With the UK back in lockdown, we’re opening our 'Lunchtime Cinema' series with ‘Drifting’, a short SUP watch from freelance adventure filmmaker Rachel Sarah and outdoor enthusiast Abbey James. Filmed in summer 2020, the film has a real sense of time and place - days spent baking, shots of keep-cups locked up in cupboards, and a marked change in our relationship with our local nature. The film captures a mixed bag of feelings that so many will be able to relate with; from feeling lost and isolated away from our friends to finding solace in the greens and blues of our parks and canals.
“I hope it captures that feeling of helplessness a lot of people have been feeling, though with a slightly positive edge,” filmmaker Rachel Sarah tells me over Zoom from Leeds. “That peacefulness, as well, of actually just being out on your own - and that being out on your own isn’t actually always the worst thing in the world.
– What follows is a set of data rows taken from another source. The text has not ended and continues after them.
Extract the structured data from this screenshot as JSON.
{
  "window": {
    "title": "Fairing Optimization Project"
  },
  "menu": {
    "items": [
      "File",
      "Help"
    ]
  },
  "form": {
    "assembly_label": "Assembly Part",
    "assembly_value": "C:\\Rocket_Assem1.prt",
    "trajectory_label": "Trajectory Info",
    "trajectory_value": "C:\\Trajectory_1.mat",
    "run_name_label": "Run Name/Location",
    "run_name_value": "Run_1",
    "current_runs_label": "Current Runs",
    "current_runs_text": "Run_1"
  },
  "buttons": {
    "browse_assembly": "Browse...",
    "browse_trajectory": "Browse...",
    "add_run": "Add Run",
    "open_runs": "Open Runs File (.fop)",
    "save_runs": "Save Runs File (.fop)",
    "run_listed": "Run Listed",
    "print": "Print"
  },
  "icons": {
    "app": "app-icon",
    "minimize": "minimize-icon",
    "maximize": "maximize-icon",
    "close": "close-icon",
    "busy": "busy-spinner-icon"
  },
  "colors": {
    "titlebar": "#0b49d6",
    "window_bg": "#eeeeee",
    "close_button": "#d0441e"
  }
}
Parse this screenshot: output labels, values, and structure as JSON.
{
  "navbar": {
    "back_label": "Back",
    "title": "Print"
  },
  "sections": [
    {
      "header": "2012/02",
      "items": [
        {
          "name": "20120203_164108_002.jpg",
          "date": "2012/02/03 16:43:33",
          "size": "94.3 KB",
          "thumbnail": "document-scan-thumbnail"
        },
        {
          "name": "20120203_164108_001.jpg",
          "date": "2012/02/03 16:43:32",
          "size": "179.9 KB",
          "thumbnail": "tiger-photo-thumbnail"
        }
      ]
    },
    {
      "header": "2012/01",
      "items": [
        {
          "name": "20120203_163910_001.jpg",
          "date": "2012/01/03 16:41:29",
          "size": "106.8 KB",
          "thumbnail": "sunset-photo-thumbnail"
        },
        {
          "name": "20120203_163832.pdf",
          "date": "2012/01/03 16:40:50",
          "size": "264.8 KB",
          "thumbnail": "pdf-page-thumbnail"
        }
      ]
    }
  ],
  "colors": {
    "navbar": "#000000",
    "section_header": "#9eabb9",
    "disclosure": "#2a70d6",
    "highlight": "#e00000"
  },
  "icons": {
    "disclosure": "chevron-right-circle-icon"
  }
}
That peacefulness, as well, of actually just being out on your own - and that being out on your own isn’t actually always the worst thing in the world.
“I struggle with my mental health, like a lot of people do, and I am a really outdoorsy person - it's literally my job! - but that doesn't mean that I find it really easy to go outdoors. I actually find it really hard, and I can start to convince myself that going outdoors doesn't help. Having a project really does help me.
“It's almost a weird stigma to say that: 'I actually find it hard to go outside'. It makes you feel like less of an outdoorsy person, but I think that a lot of us are in the same boat, and in lockdown, it's hard. If you're feeling crap and you've got bad mental health, it doesn't real matter what's on your doorstep.”
Bee also admits that it can be a battle to get herself outside at times, but says that once she gets outdoors, she can almost immediately feel the benefits.
“I find myself in a cycle that starts with feeling down, and not wanting to go outside, finding fault with my abilities to run or paddle,” Bee says. “But when I get outside, even with a short walk across the road to the park, I try to focus on the bird song, and the wind in the trees, and it lifts my spirits. As momentum builds, I find I want to follow the birds to further afield and higher ground. Paddling and trail running gets me there. And it doesn't matter if I'm any good at it.
It all starts with listening to the sounds around me.
“It all starts with listening to the sounds around me. Even in the tightest restrictions I take some time to sit on my back steps and listen to the woodland activity behind my house.”
For both Rachel and Bee, the filming process was something new. ‘Drifting’ was Rachel’s first collaborative film project, and has spurred many since. For Bee, it was a new creative medium altogether, and due to household restrictions, she even ended up borrowing Rachel’s camera for a week and filming the indoor sequences herself, with the help of her partner Rory Southworth.
“Sometimes I'm bursting to make something creative,” says Bee, “and collaborating with Rachel on Drifting was an opportunity to do that.”